Hanni Fahoury writes:
Jason Weinstein, a deputy assistant attorney general in the Department of Justice’s criminal division, told a panel at the Congressional Internet Caucus Advisory Committee’s “State of the Mobile Net” conference yesterday that requiring a search warrant to obtain location tracking information from cell phones would “cripple” prosecutors and law enforcement officials. We couldn’t disagree more.

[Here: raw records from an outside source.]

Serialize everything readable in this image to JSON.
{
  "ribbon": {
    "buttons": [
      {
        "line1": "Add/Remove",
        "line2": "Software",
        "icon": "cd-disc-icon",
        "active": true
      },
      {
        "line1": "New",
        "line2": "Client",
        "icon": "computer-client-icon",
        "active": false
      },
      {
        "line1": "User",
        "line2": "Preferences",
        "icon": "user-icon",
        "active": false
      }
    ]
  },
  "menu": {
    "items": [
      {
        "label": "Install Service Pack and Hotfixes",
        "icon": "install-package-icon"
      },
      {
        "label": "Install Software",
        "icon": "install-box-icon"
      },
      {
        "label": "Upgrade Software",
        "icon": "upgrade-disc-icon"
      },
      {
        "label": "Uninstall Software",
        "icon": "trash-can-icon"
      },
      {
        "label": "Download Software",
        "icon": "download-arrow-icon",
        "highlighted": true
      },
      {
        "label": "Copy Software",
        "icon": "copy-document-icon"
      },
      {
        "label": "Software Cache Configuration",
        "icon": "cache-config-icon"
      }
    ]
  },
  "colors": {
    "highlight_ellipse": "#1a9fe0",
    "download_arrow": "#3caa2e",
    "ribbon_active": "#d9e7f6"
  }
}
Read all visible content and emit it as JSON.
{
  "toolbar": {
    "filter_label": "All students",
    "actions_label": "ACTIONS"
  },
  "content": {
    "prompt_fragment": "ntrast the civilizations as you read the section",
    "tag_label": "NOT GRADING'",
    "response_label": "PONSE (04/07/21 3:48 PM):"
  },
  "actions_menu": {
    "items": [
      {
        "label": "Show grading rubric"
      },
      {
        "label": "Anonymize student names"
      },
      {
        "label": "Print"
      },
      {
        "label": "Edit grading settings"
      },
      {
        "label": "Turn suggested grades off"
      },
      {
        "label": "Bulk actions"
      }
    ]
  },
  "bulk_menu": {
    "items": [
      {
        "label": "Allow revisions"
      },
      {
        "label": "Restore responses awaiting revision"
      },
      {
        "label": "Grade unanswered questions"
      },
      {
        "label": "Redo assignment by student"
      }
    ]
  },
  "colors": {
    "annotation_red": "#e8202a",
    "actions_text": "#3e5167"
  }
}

The problem with the DOJ’s position is that it fails to take into account privacy. The only way to ensure “fairness” and “justice,” is to demand that our Fourth Amendment rights not be violated by law enforcement working closely with cell phone providers to access your location information without your knowledge. We’ve already seen that despite the ruling in Jones, law enforcement and the wireless industry are finding ways to continue their pre-Jones practices of warrantless surveillance amid a stunning lack of transparency. We’re slowly seeing legislative action in the right direction on these important issues. On the federal level, Senator Ron Wyden (D-Or) has proposed the GPS Act, that would require law enforcement to obtain a search warrant to access location information. In California, we sponsored a bill with the ACLU of Northern California, to require law enforcement to get a search warrant anytime it wants location information about another person in California. And earlier this week, Representative Ed Markey (D-Mass) sent a request (PDF) to the biggest wireless carriers, demanding information about their relationship with law enforcement.
Read more on EFF.